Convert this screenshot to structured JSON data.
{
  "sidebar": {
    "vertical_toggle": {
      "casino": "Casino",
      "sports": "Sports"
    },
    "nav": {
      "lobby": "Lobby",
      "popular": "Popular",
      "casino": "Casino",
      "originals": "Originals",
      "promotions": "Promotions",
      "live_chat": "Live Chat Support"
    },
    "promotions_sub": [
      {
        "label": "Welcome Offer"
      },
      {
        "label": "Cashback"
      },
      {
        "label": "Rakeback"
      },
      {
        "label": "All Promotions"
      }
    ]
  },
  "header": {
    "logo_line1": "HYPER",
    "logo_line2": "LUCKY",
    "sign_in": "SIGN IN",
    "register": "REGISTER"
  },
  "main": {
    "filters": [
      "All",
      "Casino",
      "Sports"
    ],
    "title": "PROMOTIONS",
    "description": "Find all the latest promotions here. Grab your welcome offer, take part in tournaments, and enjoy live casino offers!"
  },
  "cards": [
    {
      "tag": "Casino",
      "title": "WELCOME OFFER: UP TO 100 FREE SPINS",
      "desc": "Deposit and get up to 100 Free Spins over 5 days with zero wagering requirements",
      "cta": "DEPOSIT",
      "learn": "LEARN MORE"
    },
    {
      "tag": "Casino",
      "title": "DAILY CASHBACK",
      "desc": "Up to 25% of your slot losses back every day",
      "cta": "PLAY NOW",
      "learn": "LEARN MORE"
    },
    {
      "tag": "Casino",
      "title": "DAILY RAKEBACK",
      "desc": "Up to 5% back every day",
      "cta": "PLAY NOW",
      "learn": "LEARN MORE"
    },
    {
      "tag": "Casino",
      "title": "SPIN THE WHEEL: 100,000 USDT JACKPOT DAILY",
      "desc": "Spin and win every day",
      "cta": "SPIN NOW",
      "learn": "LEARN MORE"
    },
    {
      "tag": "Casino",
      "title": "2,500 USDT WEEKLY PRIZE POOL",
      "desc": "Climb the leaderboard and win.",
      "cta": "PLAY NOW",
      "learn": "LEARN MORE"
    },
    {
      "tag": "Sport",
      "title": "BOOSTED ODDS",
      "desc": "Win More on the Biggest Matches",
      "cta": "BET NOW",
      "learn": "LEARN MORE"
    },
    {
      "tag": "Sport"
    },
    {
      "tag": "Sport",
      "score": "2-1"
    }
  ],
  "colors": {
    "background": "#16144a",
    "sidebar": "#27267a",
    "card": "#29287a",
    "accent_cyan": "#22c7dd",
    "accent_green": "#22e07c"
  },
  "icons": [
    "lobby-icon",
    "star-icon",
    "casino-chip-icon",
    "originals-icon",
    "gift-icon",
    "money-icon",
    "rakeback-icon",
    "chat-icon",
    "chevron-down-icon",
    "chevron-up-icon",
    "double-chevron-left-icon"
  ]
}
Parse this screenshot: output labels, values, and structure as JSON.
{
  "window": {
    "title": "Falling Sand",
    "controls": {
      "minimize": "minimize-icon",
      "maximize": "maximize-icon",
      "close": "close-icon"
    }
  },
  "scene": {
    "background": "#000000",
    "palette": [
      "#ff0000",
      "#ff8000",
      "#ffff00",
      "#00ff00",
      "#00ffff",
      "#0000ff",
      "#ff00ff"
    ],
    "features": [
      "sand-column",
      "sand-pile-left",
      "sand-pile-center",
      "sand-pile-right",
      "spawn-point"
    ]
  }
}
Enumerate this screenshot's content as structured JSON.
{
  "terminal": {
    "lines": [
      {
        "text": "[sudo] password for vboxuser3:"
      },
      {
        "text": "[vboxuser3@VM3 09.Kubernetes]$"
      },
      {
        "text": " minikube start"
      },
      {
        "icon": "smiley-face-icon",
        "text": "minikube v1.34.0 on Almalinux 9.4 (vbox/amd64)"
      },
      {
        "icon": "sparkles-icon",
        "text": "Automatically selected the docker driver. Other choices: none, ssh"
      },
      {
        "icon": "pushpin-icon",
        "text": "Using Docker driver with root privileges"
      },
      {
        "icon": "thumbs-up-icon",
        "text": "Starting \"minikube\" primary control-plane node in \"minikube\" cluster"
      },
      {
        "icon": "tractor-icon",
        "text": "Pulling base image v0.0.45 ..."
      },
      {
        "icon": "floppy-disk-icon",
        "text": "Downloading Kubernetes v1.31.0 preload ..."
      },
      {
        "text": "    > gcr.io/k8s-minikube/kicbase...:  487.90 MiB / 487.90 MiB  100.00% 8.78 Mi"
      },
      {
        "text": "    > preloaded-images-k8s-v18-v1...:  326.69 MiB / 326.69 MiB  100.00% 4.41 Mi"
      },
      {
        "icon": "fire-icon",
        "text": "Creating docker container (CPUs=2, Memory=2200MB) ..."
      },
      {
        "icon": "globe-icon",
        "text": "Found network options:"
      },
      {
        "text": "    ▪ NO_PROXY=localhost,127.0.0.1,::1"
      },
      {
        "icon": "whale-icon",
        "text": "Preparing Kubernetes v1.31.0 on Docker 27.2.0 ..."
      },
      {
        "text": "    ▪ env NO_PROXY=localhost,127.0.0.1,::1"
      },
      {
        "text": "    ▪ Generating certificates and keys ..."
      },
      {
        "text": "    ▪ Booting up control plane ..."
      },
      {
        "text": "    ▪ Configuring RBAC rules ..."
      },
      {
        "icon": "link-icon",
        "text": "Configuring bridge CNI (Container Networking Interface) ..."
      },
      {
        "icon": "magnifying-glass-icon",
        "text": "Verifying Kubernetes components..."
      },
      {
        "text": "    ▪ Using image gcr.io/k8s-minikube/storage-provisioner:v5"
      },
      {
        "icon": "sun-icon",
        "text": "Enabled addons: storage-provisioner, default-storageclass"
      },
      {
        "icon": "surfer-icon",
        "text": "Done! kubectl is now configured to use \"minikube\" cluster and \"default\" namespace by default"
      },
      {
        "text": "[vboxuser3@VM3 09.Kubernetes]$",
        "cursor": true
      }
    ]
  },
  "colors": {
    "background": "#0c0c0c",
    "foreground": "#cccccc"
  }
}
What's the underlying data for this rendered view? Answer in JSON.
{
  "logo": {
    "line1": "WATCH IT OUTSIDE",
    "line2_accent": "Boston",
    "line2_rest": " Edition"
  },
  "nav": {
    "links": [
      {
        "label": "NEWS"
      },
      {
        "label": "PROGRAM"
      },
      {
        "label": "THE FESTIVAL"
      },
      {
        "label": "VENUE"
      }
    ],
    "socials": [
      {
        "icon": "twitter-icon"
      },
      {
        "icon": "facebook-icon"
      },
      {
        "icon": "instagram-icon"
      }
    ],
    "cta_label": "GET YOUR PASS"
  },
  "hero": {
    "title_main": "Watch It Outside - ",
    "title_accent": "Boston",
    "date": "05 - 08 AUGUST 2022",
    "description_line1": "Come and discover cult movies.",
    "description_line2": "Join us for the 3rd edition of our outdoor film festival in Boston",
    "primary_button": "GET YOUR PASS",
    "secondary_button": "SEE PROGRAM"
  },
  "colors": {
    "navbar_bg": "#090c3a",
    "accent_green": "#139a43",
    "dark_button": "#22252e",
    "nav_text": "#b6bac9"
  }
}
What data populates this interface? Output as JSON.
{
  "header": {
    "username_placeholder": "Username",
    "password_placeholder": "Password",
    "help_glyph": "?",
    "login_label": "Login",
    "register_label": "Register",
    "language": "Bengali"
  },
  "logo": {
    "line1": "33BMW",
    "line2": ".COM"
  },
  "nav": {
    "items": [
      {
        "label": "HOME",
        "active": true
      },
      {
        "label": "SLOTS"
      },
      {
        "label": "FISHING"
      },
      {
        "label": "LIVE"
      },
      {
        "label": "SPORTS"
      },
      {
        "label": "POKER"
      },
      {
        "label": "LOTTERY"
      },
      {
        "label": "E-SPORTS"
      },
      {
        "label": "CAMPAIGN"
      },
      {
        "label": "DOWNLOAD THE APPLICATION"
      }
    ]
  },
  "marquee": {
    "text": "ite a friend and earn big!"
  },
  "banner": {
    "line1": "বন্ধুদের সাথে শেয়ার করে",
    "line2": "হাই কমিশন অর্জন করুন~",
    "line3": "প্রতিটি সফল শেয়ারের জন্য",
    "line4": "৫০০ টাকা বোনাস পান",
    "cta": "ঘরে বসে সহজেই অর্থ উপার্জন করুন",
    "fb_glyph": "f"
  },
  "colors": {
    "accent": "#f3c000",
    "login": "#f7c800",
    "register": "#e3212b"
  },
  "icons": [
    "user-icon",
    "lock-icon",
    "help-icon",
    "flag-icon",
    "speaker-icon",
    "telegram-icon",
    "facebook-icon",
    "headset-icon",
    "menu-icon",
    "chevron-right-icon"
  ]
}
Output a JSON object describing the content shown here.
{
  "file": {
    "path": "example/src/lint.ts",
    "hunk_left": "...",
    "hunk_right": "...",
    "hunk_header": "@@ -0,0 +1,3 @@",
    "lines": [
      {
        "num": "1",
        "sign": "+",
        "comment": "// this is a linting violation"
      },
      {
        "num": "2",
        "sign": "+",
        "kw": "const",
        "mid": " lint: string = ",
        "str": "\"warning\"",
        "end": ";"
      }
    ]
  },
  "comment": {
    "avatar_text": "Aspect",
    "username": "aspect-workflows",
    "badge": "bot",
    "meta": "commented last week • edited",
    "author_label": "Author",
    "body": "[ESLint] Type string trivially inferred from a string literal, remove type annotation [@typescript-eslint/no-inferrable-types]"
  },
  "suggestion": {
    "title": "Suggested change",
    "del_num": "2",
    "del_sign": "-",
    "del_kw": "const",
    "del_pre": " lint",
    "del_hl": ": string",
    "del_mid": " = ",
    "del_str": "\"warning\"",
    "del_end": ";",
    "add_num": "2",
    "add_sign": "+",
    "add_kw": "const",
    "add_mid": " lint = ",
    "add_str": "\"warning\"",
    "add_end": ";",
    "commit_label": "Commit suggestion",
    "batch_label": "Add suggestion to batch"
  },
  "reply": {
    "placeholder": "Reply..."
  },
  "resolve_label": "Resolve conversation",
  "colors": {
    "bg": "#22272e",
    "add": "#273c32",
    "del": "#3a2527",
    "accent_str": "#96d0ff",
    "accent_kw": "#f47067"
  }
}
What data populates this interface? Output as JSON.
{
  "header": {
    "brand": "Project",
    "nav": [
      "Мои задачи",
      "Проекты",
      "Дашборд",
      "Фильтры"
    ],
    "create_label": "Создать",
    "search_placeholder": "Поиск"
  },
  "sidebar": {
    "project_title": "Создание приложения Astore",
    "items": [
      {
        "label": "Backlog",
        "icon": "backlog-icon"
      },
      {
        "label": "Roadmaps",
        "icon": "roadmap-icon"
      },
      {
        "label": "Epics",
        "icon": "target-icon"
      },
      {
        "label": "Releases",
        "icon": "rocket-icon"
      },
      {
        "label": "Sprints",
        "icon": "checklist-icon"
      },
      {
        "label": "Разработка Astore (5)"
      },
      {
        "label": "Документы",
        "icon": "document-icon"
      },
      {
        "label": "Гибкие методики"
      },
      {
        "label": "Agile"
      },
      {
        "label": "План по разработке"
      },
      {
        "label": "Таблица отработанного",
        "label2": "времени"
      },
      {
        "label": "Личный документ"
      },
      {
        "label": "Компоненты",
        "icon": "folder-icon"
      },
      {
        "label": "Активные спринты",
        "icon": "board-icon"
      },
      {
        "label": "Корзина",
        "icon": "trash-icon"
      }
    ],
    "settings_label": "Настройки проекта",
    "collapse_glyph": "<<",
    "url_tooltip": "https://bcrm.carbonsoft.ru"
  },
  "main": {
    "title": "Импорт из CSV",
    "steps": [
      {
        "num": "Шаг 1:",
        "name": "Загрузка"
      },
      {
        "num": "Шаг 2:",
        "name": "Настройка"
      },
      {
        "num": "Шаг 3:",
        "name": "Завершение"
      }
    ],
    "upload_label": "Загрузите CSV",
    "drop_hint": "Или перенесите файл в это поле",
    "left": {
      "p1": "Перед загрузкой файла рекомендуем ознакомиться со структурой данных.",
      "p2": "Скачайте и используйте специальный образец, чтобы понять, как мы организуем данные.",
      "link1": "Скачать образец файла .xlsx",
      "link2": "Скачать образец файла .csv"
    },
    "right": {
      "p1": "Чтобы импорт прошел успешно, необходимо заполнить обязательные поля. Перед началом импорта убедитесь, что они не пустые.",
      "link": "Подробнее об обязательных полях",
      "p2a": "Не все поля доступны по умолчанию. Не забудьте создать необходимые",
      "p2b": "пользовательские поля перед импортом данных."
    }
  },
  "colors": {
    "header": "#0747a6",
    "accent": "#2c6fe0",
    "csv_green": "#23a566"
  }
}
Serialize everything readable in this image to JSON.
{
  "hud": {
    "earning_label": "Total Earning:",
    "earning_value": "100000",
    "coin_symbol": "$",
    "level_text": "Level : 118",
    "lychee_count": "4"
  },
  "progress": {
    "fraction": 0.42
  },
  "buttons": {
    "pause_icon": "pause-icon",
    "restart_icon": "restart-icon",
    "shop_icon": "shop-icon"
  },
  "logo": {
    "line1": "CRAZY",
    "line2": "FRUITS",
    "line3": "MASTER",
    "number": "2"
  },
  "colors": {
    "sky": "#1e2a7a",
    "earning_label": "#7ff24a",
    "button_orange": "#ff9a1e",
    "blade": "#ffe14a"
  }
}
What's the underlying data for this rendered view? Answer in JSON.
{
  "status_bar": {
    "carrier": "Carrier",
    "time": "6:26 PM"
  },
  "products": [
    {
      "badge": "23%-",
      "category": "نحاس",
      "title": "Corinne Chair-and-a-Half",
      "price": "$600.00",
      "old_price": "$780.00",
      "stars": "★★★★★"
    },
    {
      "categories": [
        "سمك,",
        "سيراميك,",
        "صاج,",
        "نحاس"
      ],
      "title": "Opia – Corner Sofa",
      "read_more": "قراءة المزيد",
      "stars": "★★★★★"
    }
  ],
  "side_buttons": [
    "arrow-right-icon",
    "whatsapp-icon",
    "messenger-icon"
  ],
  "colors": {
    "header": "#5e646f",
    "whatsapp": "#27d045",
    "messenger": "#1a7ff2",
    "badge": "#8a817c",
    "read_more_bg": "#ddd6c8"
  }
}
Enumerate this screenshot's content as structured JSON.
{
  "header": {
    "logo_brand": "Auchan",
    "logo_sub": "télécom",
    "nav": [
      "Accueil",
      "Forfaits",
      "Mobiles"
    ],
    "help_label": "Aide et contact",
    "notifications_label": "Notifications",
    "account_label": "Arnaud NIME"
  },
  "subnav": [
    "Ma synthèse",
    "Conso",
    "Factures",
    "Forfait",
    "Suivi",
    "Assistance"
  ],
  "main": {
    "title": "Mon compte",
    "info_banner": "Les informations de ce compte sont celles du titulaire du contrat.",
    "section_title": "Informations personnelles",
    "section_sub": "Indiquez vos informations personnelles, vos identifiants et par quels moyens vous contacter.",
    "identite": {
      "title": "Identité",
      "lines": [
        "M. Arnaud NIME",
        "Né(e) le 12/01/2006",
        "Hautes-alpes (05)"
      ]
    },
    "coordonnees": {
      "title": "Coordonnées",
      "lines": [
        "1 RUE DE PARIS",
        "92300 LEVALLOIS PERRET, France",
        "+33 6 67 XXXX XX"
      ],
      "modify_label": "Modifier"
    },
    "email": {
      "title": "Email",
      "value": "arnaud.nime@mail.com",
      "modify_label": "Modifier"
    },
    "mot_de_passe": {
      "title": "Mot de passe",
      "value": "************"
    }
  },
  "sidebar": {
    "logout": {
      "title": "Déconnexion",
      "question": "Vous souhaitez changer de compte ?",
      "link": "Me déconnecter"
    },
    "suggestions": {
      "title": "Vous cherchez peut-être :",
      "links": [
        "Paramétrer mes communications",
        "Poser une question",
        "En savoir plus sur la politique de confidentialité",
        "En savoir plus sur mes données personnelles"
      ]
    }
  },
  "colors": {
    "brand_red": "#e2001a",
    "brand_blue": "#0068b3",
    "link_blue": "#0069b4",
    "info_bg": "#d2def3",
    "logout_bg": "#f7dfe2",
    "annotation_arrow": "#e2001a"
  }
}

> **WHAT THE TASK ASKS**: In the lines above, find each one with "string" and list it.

> **COMPLETED TASK**:
        "mid": " lint: string = ",
    "body": "[ESLint] Type string trivially inferred from a string literal, remove type annotation [@typescript-eslint/no-inferrable-types]"
    "del_hl": ": string",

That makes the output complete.